• [Aim of the exercise]:
Your output should be the complete listing, word for word, with no pictures in it.

• [Material shown]:
+===+

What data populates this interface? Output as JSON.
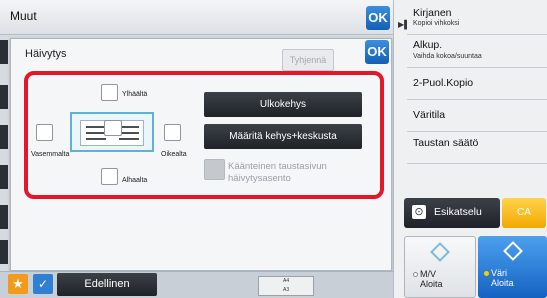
{
  "header": {
    "title": "Muut",
    "ok_label": "OK"
  },
  "dialog": {
    "title": "Häivytys",
    "clear_label": "Tyhjennä",
    "ok_label": "OK",
    "checkboxes": {
      "top": "Ylhäältä",
      "left": "Vasemmalta",
      "right": "Oikealta",
      "bottom": "Alhaalta"
    },
    "outer_frame_label": "Ulkokehys",
    "frame_center_label": "Määritä kehys+keskusta",
    "inverse_label": "Käänteinen taustasivun häivytysasento"
  },
  "bottom": {
    "previous_label": "Edellinen",
    "thumb_top": "A4",
    "thumb_bottom": "A3"
  },
  "sidebar": {
    "items": [
      {
        "label": "Kirjanen",
        "sub": "Kopioi vihkoksi"
      },
      {
        "label": "Alkup.",
        "sub": "Vaihda kokoa/suuntaa"
      },
      {
        "label": "2-Puol.Kopio"
      },
      {
        "label": "Väritila"
      },
      {
        "label": "Taustan säätö"
      }
    ]
  },
  "actions": {
    "preview_label": "Esikatselu",
    "ca_label": "CA",
    "mono_line1": "M/V",
    "mono_line2": "Aloita",
    "color_line1": "Väri",
    "color_line2": "Aloita"
  },
  "colors": {
    "accent": "#2f7fd3",
    "highlight": "#e3172a",
    "ca": "#f3a800"
  }
}
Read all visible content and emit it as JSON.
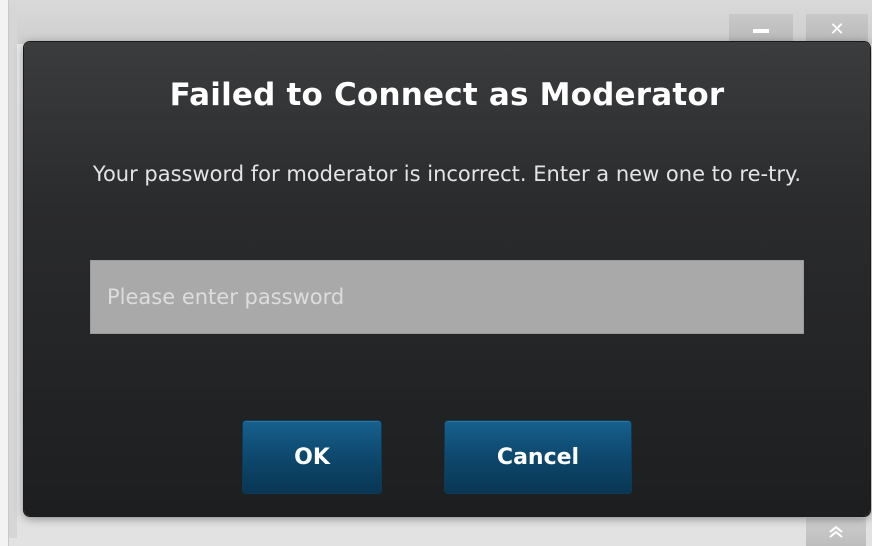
{
  "window": {
    "minimize_icon": "minimize-icon",
    "close_label": "✕",
    "scroll_icon": "double-chevron-up-icon"
  },
  "dialog": {
    "title": "Failed to Connect as Moderator",
    "message": "Your password for moderator is incorrect. Enter a new one to re-try.",
    "password_field": {
      "value": "",
      "placeholder": "Please enter password"
    },
    "buttons": {
      "ok_label": "OK",
      "cancel_label": "Cancel"
    }
  },
  "colors": {
    "dialog_bg": "#2a2b2d",
    "button_accent": "#0e4a70",
    "input_bg": "#a9a9a9"
  }
}
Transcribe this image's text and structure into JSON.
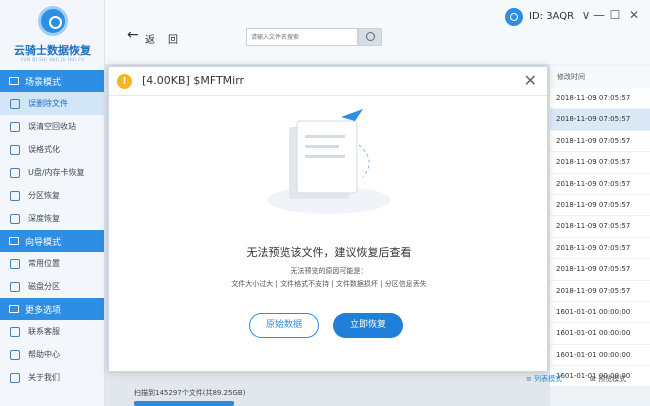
{
  "sidebar": {
    "logo_title": "云骑士数据恢复",
    "logo_sub": "YUN QI SHI SHU JU HUI FU",
    "sections": [
      {
        "title": "场景模式",
        "items": [
          "误删除文件",
          "误清空回收站",
          "误格式化",
          "U盘/内存卡恢复",
          "分区恢复",
          "深度恢复"
        ]
      },
      {
        "title": "向导模式",
        "items": [
          "常用位置",
          "磁盘分区"
        ]
      },
      {
        "title": "更多选项",
        "items": [
          "联系客服",
          "帮助中心",
          "关于我们"
        ]
      }
    ]
  },
  "topbar": {
    "back_label": "返",
    "home_label": "回",
    "search_placeholder": "请输入文件名搜索",
    "user_id": "ID: 3AQR",
    "window_buttons": [
      "∨",
      "—",
      "☐",
      "✕"
    ]
  },
  "table": {
    "column_header": "修改时间",
    "rows": [
      "2018-11-09 07:05:57",
      "2018-11-09 07:05:57",
      "2018-11-09 07:05:57",
      "2018-11-09 07:05:57",
      "2018-11-09 07:05:57",
      "2018-11-09 07:05:57",
      "2018-11-09 07:05:57",
      "2018-11-09 07:05:57",
      "2018-11-09 07:05:57",
      "2018-11-09 07:05:57",
      "1601-01-01 00:00:00",
      "1601-01-01 00:00:00",
      "1601-01-01 00:00:00",
      "1601-01-01 00:00:00"
    ],
    "selected_index": 1
  },
  "view_modes": {
    "list": "列表模式",
    "preview": "预览模式"
  },
  "status": "扫描到145297个文件(共89.25GB)",
  "dialog": {
    "warning_glyph": "!",
    "title": "[4.00KB] $MFTMirr",
    "close_glyph": "✕",
    "message": "无法预览该文件，建议恢复后查看",
    "reason_title": "无法预览的原因可能是：",
    "reasons": "文件大小过大 | 文件格式不支持 | 文件数据损坏 | 分区信息丢失",
    "raw_button": "原始数据",
    "recover_button": "立即恢复"
  },
  "colors": {
    "accent": "#2d8ee3",
    "warning": "#f5b51e"
  }
}
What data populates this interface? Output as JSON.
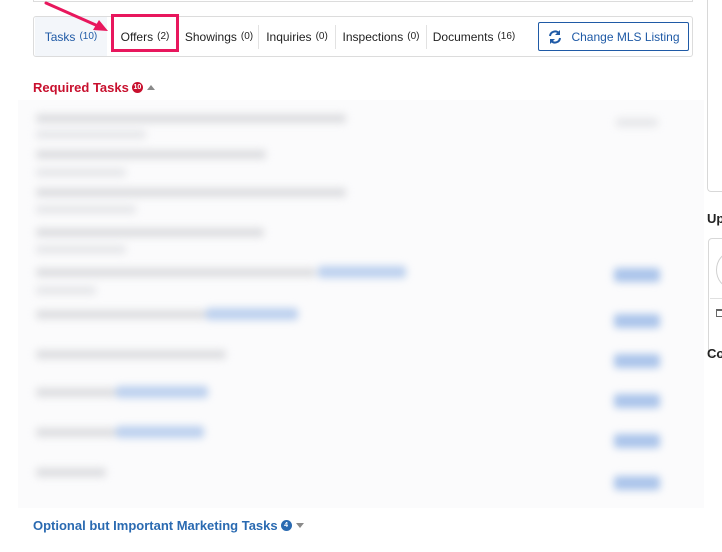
{
  "tabs": [
    {
      "label": "Tasks",
      "count": "(10)"
    },
    {
      "label": "Offers",
      "count": "(2)"
    },
    {
      "label": "Showings",
      "count": "(0)"
    },
    {
      "label": "Inquiries",
      "count": "(0)"
    },
    {
      "label": "Inspections",
      "count": "(0)"
    },
    {
      "label": "Documents",
      "count": "(16)"
    }
  ],
  "active_tab": "Tasks",
  "highlighted_tab": "Offers",
  "change_mls_button": {
    "label": "Change MLS Listing",
    "icon": "refresh-icon"
  },
  "sections": {
    "required": {
      "title": "Required Tasks",
      "badge": "10",
      "caret": "up"
    },
    "optional": {
      "title": "Optional but Important Marketing Tasks",
      "badge": "4",
      "caret": "down"
    }
  },
  "side": {
    "heading_1": "Up",
    "heading_2": "Co"
  },
  "colors": {
    "required_red": "#c8102e",
    "link_blue": "#1f5aa6",
    "highlight_pink": "#e8175d",
    "optional_blue": "#2a6ab1"
  }
}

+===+

• [Written answer]:
What data populates this interface? Output as JSON.
{
  "header": {
    "title": "Muut",
    "ok_label": "OK"
  },
  "dialog": {
    "title": "Häivytys",
    "clear_label": "Tyhjennä",
    "ok_label": "OK",
    "checkboxes": {
      "top": "Ylhäältä",
      "left": "Vasemmalta",
      "right": "Oikealta",
      "bottom": "Alhaalta"
    },
    "outer_frame_label": "Ulkokehys",
    "frame_center_label": "Määritä kehys+keskusta",
    "inverse_label": "Käänteinen taustasivun häivytysasento"
  },
  "bottom": {
    "previous_label": "Edellinen",
    "thumb_top": "A4",
    "thumb_bottom": "A3"
  },
  "sidebar": {
    "items": [
      {
        "label": "Kirjanen",
        "sub": "Kopioi vihkoksi"
      },
      {
        "label": "Alkup.",
        "sub": "Vaihda kokoa/suuntaa"
      },
      {
        "label": "2-Puol.Kopio"
      },
      {
        "label": "Väritila"
      },
      {
        "label": "Taustan säätö"
      }
    ]
  },
  "actions": {
    "preview_label": "Esikatselu",
    "ca_label": "CA",
    "mono_line1": "M/V",
    "mono_line2": "Aloita",
    "color_line1": "Väri",
    "color_line2": "Aloita"
  },
  "colors": {
    "accent": "#2f7fd3",
    "highlight": "#e3172a",
    "ca": "#f3a800"
  }
}
Read all visible content and emit it as JSON.
{
  "window": {
    "minimize_icon": "minimize-icon",
    "close_label": "✕",
    "scroll_icon": "double-chevron-up-icon"
  },
  "dialog": {
    "title": "Failed to Connect as Moderator",
    "message": "Your password for moderator is incorrect. Enter a new one to re-try.",
    "password_field": {
      "value": "",
      "placeholder": "Please enter password"
    },
    "buttons": {
      "ok_label": "OK",
      "cancel_label": "Cancel"
    }
  },
  "colors": {
    "dialog_bg": "#2a2b2d",
    "button_accent": "#0e4a70",
    "input_bg": "#a9a9a9"
  }
}
Transcribe this image's text and structure into JSON.
{
  "sidebar": {
    "logo_title": "云骑士数据恢复",
    "logo_sub": "YUN QI SHI SHU JU HUI FU",
    "sections": [
      {
        "title": "场景模式",
        "items": [
          "误删除文件",
          "误清空回收站",
          "误格式化",
          "U盘/内存卡恢复",
          "分区恢复",
          "深度恢复"
        ]
      },
      {
        "title": "向导模式",
        "items": [
          "常用位置",
          "磁盘分区"
        ]
      },
      {
        "title": "更多选项",
        "items": [
          "联系客服",
          "帮助中心",
          "关于我们"
        ]
      }
    ]
  },
  "topbar": {
    "back_label": "返",
    "home_label": "回",
    "search_placeholder": "请输入文件名搜索",
    "user_id": "ID: 3AQR",
    "window_buttons": [
      "∨",
      "—",
      "☐",
      "✕"
    ]
  },
  "table": {
    "column_header": "修改时间",
    "rows": [
      "2018-11-09 07:05:57",
      "2018-11-09 07:05:57",
      "2018-11-09 07:05:57",
      "2018-11-09 07:05:57",
      "2018-11-09 07:05:57",
      "2018-11-09 07:05:57",
      "2018-11-09 07:05:57",
      "2018-11-09 07:05:57",
      "2018-11-09 07:05:57",
      "2018-11-09 07:05:57",
      "1601-01-01 00:00:00",
      "1601-01-01 00:00:00",
      "1601-01-01 00:00:00",
      "1601-01-01 00:00:00"
    ],
    "selected_index": 1
  },
  "view_modes": {
    "list": "列表模式",
    "preview": "预览模式"
  },
  "status": "扫描到145297个文件(共89.25GB)",
  "dialog": {
    "warning_glyph": "!",
    "title": "[4.00KB] $MFTMirr",
    "close_glyph": "✕",
    "message": "无法预览该文件，建议恢复后查看",
    "reason_title": "无法预览的原因可能是：",
    "reasons": "文件大小过大 | 文件格式不支持 | 文件数据损坏 | 分区信息丢失",
    "raw_button": "原始数据",
    "recover_button": "立即恢复"
  },
  "colors": {
    "accent": "#2d8ee3",
    "warning": "#f5b51e"
  }
}
What data populates this interface? Output as JSON.
{
  "tabs": [
    {
      "label": "Tasks",
      "count": "(10)"
    },
    {
      "label": "Offers",
      "count": "(2)"
    },
    {
      "label": "Showings",
      "count": "(0)"
    },
    {
      "label": "Inquiries",
      "count": "(0)"
    },
    {
      "label": "Inspections",
      "count": "(0)"
    },
    {
      "label": "Documents",
      "count": "(16)"
    }
  ],
  "active_tab": "Tasks",
  "highlighted_tab": "Offers",
  "change_mls_button": {
    "label": "Change MLS Listing",
    "icon": "refresh-icon"
  },
  "sections": {
    "required": {
      "title": "Required Tasks",
      "badge": "10",
      "caret": "up"
    },
    "optional": {
      "title": "Optional but Important Marketing Tasks",
      "badge": "4",
      "caret": "down"
    }
  },
  "side": {
    "heading_1": "Up",
    "heading_2": "Co"
  },
  "colors": {
    "required_red": "#c8102e",
    "link_blue": "#1f5aa6",
    "highlight_pink": "#e8175d",
    "optional_blue": "#2a6ab1"
  }
}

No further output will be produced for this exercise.